Different kinds of foods evolved everywhere human civilization has flourished throughout the history. Food is not only essential to human life as bundles of nutrients, but it also creates and sustains cultural identities.
Whether you’re a foodie who loves trying multiple dishes at fancy restaurants, or someone who sees food as nothing but fuel, we all have one thing in common – we all need to eat to survive. This simple fact makes food an integral part of our lives. The meals we eat frame our day, fuel us with ever needed nutrition. Sitting around a table of food with family and/or friends creates a sense of community and belonging.
Introduction of industrial scale irrigation and farming technologies, wide use of industrial fertilizers, pesticides, and development of genetically modified crops (GMO's or as they are called today "genetically engineered" food) throughout the last few centuries dramatically increased the amount of food produced per unit of land across the world. In most parts of the world food became cheaper, and available throughout the year, no longer bound to the seasons.
But, is all that really as great as it sounds? Let's dive into this...
If food is cheaper and available everywhere, why is the number of people rising fast who can't afford food?
If food is cheaper and available everywhere, why is the recent rise in demand for food banks?
From an economic perspective there are several phenomenon that creates food insecurity...
Food is still the essential input to ensure that any society produces goods and services.
Food is also one of the main provider of jobs to any economy.
Food drives consumption.
The increased productivity goes hand in hand with worldwide supply chains.
Production is shifted to locations where it is cheapest to grow and process food.
It is not only why we process food but how we process food that has changed dramatically with time.
Worldwide commodity markets are increasingly volatile due to unforeseen social and economic changes, both natural or planned.
These additional aspects are quite telling:
Firstly, there is the disturbed social value of food.
With ever-present food, food lost its importance for survival.
Some kind of food is available whenever it is desired, and can be consumed at any point in time.
People no longer need to cultivate seasonal food.
The society lost the tradition of producing food themselves.
Specific forms of food consumption, such as fast food, has spread around the world.
People lost key skills how to prepare traditional meals, let alone how to cook the simplest foods.
Another main driver behind food innovation in modern society is convenience. In just 60 years, the amount of time spent preparing the evening meal has gone from 1.5 hours to just over 30 minutes. There has also been a dramatic change in the family unit in these 60 years. The number of women working outside the home has dramatically increased and the number of single-parent families has tripled. It’s not surprising people aren’t keen to spend 1.5 hours in the kitchen preparing a meal with the kids at their heels after a long day at work. It is not only why we process food but how we process food that has changed dramatically with time. Yet, the average household still manages to squeeze in nearly 4 hours of television daily. So perhaps we need to be honest about whether we have time to cook or whether we are choosing to spend our time doing different things.

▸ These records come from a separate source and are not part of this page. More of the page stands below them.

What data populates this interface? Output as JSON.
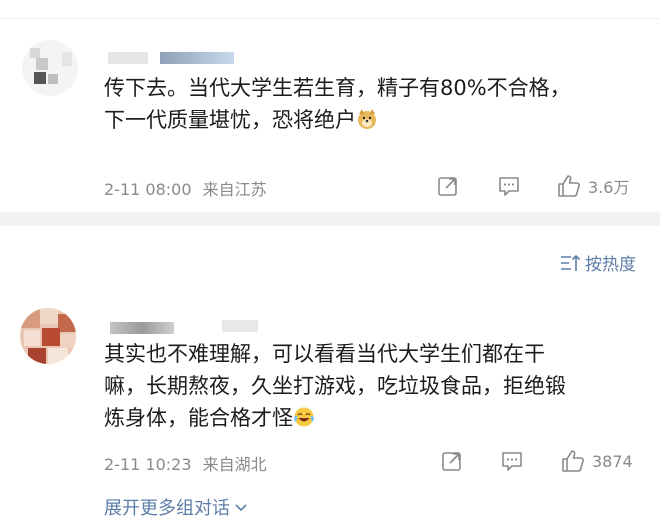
{
  "comments": [
    {
      "text_line1": "传下去。当代大学生若生育，精子有80%不合格，",
      "text_line2": "下一代质量堪忧，恐将绝户",
      "emoji": "doge-emoji",
      "time": "2-11 08:00",
      "location": "来自江苏",
      "likes": "3.6万"
    },
    {
      "text_line1": "其实也不难理解，可以看看当代大学生们都在干",
      "text_line2": "嘛，长期熬夜，久坐打游戏，吃垃圾食品，拒绝锻",
      "text_line3": "炼身体，能合格才怪",
      "emoji": "laugh-cry-emoji",
      "time": "2-11 10:23",
      "location": "来自湖北",
      "likes": "3874"
    }
  ],
  "sort_label": "按热度",
  "expand_label": "展开更多组对话",
  "icons": {
    "share": "share-icon",
    "comment": "comment-icon",
    "like": "like-icon",
    "sort": "sort-icon",
    "chevron": "chevron-down-icon"
  },
  "colors": {
    "link_blue": "#5d7da8",
    "meta_gray": "#8a8a8a",
    "divider_gray": "#f2f2f2"
  }
}
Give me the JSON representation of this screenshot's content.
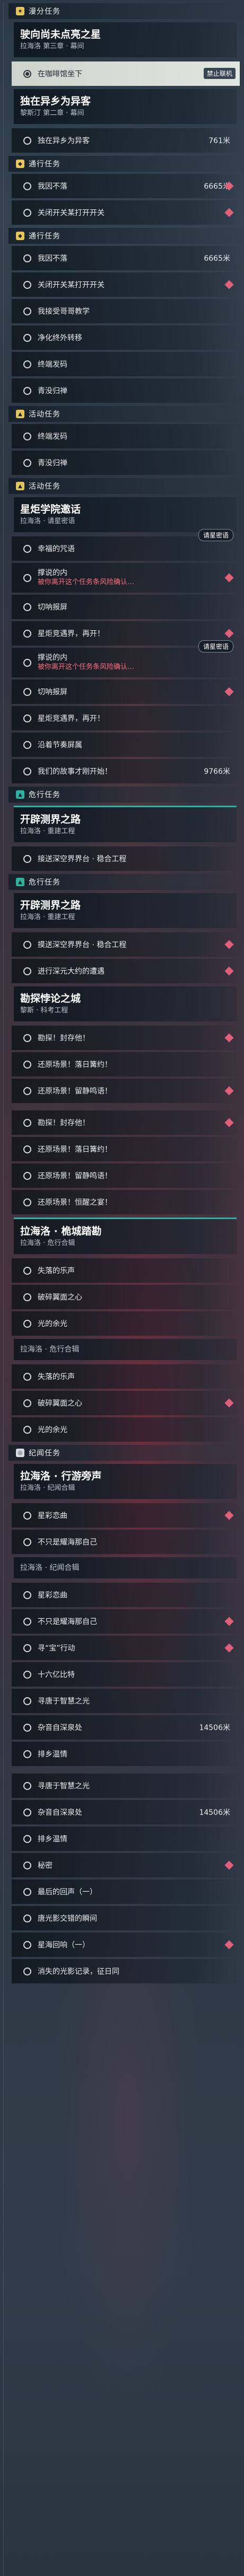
{
  "sections": [
    {
      "type": "category",
      "icon": "★",
      "icon_name": "star-icon",
      "color": "#e6c45a",
      "title": "漫分任务"
    },
    {
      "type": "quest",
      "title": "驶向尚未点亮之星",
      "sub": "拉海洛 第三章 · 幕间"
    },
    {
      "type": "objective",
      "text": "在咖啡馆坐下",
      "selected": true,
      "badge": "禁止联机"
    },
    {
      "type": "quest",
      "title": "独在异乡为异客",
      "sub": "黎斯汀 第二章 · 幕间"
    },
    {
      "type": "objective",
      "text": "独在异乡为异客",
      "dist": "761米"
    },
    {
      "type": "category",
      "icon": "◆",
      "icon_name": "diamond-icon",
      "color": "#e6c45a",
      "title": "通行任务"
    },
    {
      "type": "objective",
      "text": "我因不落",
      "dist": "6665米",
      "pin": true
    },
    {
      "type": "objective",
      "text": "关闭开关某打开开关",
      "pin": true
    },
    {
      "type": "category",
      "icon": "◆",
      "icon_name": "diamond-icon",
      "color": "#e6c45a",
      "title": "通行任务"
    },
    {
      "type": "objective",
      "text": "我因不落",
      "dist": "6665米"
    },
    {
      "type": "objective",
      "text": "关闭开关某打开开关",
      "pin": true
    },
    {
      "type": "objective",
      "text": "我接受哥哥教学"
    },
    {
      "type": "objective",
      "text": "净化终外转移"
    },
    {
      "type": "objective",
      "text": "终端发码"
    },
    {
      "type": "objective",
      "text": "青没归禅"
    },
    {
      "type": "category",
      "icon": "▲",
      "icon_name": "event-icon",
      "color": "#e6c45a",
      "title": "活动任务"
    },
    {
      "type": "objective",
      "text": "终端发码"
    },
    {
      "type": "objective",
      "text": "青没归禅"
    },
    {
      "type": "category",
      "icon": "▲",
      "icon_name": "event-icon",
      "color": "#e6c45a",
      "title": "活动任务"
    },
    {
      "type": "quest",
      "title": "星炬学院邀话",
      "sub": "拉海洛 · 请星密语"
    },
    {
      "type": "objective",
      "text": "幸福的咒语",
      "invite": "请星密语"
    },
    {
      "type": "warn",
      "text": "撑说的内",
      "warn": "被你离开这个任务条风险确认…",
      "pin": true
    },
    {
      "type": "objective",
      "text": "切呐报屏"
    },
    {
      "type": "objective",
      "text": "星炬竞遇界，再开！",
      "pin": true
    },
    {
      "type": "warn",
      "text": "撑说的内",
      "warn": "被你离开这个任务条风险确认…",
      "invite": "请星密语"
    },
    {
      "type": "objective",
      "text": "切呐报屏",
      "pin": true
    },
    {
      "type": "objective",
      "text": "星炬竞遇界，再开！"
    },
    {
      "type": "objective",
      "text": "沿着节奏屏属"
    },
    {
      "type": "objective",
      "text": "我们的故事才刚开始！",
      "dist": "9766米"
    },
    {
      "type": "category",
      "icon": "▲",
      "icon_name": "guild-icon",
      "color": "#2bb3a1",
      "title": "危行任务"
    },
    {
      "type": "quest",
      "title": "开辟测界之路",
      "sub": "拉海洛 · 重建工程",
      "band": "#2bb3a1"
    },
    {
      "type": "objective",
      "text": "接送深空界界台 · 稳合工程"
    },
    {
      "type": "category",
      "icon": "▲",
      "icon_name": "guild-icon",
      "color": "#2bb3a1",
      "title": "危行任务"
    },
    {
      "type": "quest",
      "title": "开辟测界之路",
      "sub": "拉海洛 · 重建工程"
    },
    {
      "type": "objective",
      "text": "摸送深空界界台 · 稳合工程",
      "pin": true
    },
    {
      "type": "objective",
      "text": "进行深元大约的遭遇",
      "pin": true
    },
    {
      "type": "quest",
      "title": "勘探悖论之城",
      "sub": "黎斯 · 科考工程"
    },
    {
      "type": "objective",
      "text": "勘探！封存他！",
      "pin": true
    },
    {
      "type": "objective",
      "text": "还原场景！落日篝约！"
    },
    {
      "type": "objective",
      "text": "还原场景！留静鸣语！",
      "pin": true
    },
    {
      "type": "spacer"
    },
    {
      "type": "objective",
      "text": "勘探！封存他！",
      "pin": true
    },
    {
      "type": "objective",
      "text": "还原场景！落日篝约！"
    },
    {
      "type": "objective",
      "text": "还原场景！留静鸣语！"
    },
    {
      "type": "objective",
      "text": "还原场景！恒醒之宴！"
    },
    {
      "type": "quest",
      "title": "拉海洛 · 桅城踏勘",
      "sub": "拉海洛 · 危行合辑",
      "band": "#2bb3a1"
    },
    {
      "type": "objective",
      "text": "失落的乐声"
    },
    {
      "type": "objective",
      "text": "破碎翼面之心"
    },
    {
      "type": "objective",
      "text": "光的余光"
    },
    {
      "type": "plainhead",
      "text": "拉海洛 · 危行合辑"
    },
    {
      "type": "objective",
      "text": "失落的乐声"
    },
    {
      "type": "objective",
      "text": "破碎翼面之心",
      "pin": true
    },
    {
      "type": "objective",
      "text": "光的余光"
    },
    {
      "type": "category",
      "icon": "◎",
      "icon_name": "pilgrim-icon",
      "color": "#d7dde3",
      "title": "纪闻任务"
    },
    {
      "type": "quest",
      "title": "拉海洛 · 行游旁声",
      "sub": "拉海洛 · 纪闻合辑"
    },
    {
      "type": "objective",
      "text": "星彩恋曲",
      "pin": true
    },
    {
      "type": "objective",
      "text": "不只是耀海那自己"
    },
    {
      "type": "plainhead",
      "text": "拉海洛 · 纪闻合辑"
    },
    {
      "type": "objective",
      "text": "星彩恋曲"
    },
    {
      "type": "objective",
      "text": "不只是耀海那自己",
      "pin": true
    },
    {
      "type": "objective",
      "text": "寻“宝”行动",
      "pin": true
    },
    {
      "type": "objective",
      "text": "十六亿比特"
    },
    {
      "type": "objective",
      "text": "寻唐于智慧之光"
    },
    {
      "type": "objective",
      "text": "杂音自深泉处",
      "dist": "14506米"
    },
    {
      "type": "objective",
      "text": "排乡温情"
    },
    {
      "type": "spacer"
    },
    {
      "type": "objective",
      "text": "寻唐于智慧之光"
    },
    {
      "type": "objective",
      "text": "杂音自深泉处",
      "dist": "14506米"
    },
    {
      "type": "objective",
      "text": "排乡温情"
    },
    {
      "type": "objective",
      "text": "秘密",
      "pin": true
    },
    {
      "type": "objective",
      "text": "最后的回声（一）"
    },
    {
      "type": "objective",
      "text": "唐光影交错的瞬间"
    },
    {
      "type": "objective",
      "text": "星海回响（一）",
      "pin": true
    },
    {
      "type": "objective",
      "text": "消失的光影记录，征日同"
    }
  ]
}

Yet, ever-present food doesn't mean that healthy food is affordable, accessible for all.
For affluent folks, there is a previously unimaginable range of choice of nutritious products, cuisines and outlets available.
For poor folks, there is often only cheap ultra-processed foods and fast foods available.

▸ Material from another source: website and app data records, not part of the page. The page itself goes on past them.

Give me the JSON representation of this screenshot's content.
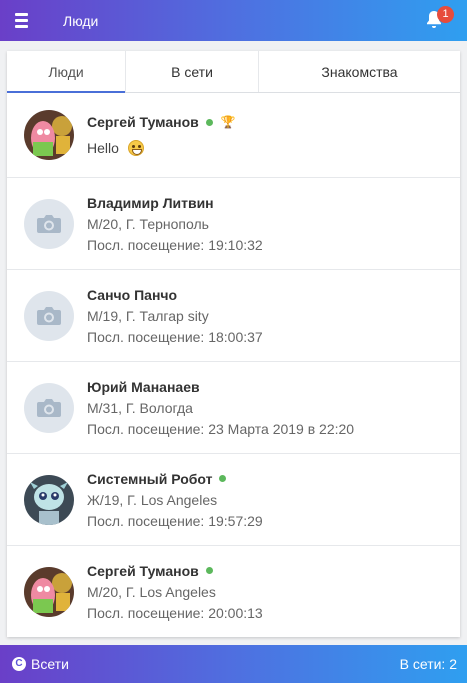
{
  "header": {
    "title": "Люди",
    "notifications": "1"
  },
  "tabs": [
    {
      "label": "Люди"
    },
    {
      "label": "В сети"
    },
    {
      "label": "Знакомства"
    }
  ],
  "people": [
    {
      "name": "Сергей Туманов",
      "online": true,
      "trophy": true,
      "status": "Hello",
      "avatar": "patrick-icon"
    },
    {
      "name": "Владимир Литвин",
      "line1": "М/20, Г. Тернополь",
      "line2": "Посл. посещение: 19:10:32",
      "avatar": "camera-icon"
    },
    {
      "name": "Санчо Панчо",
      "line1": "М/19, Г. Талгар sity",
      "line2": "Посл. посещение: 18:00:37",
      "avatar": "camera-icon"
    },
    {
      "name": "Юрий Мананаев",
      "line1": "М/31, Г. Вологда",
      "line2": "Посл. посещение: 23 Марта 2019 в 22:20",
      "avatar": "camera-icon"
    },
    {
      "name": "Системный Робот",
      "online": true,
      "line1": "Ж/19, Г. Los Angeles",
      "line2": "Посл. посещение: 19:57:29",
      "avatar": "robot-icon"
    },
    {
      "name": "Сергей Туманов",
      "online": true,
      "line1": "М/20, Г. Los Angeles",
      "line2": "Посл. посещение: 20:00:13",
      "avatar": "patrick-icon"
    }
  ],
  "footer": {
    "brand": "Всети",
    "brand_letter": "C",
    "online_count": "В сети: 2"
  },
  "colors": {
    "accent": "#4a6fd8",
    "online": "#5cb85c",
    "badge": "#e74c3c"
  }
}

For time-poor individuals nutritious food costs more, not only in monetary terms but also in time required to prepare them.
These observations show that the role of food in society is much broader than just nutrition. This means that diets are shaped by deeply rooted norms and routines, by economic structures and by ever-presence of food in society.
It is clear that any interventions to make changes to diets for individuals or larger populations need to take the several key dimensions into consideration to be effective.
As consumers we need to be truthfully informed and have the obligation to let manufacturers know what we consider to be acceptable (we feel the line has been crossed) with our purchasing power. The "uncontrolled" innovations in food processing disguised as the solution for food insecurity, to reduce food waste or decrease the environmental impacts of food production puts simply more money in the pockets of food manufacturers.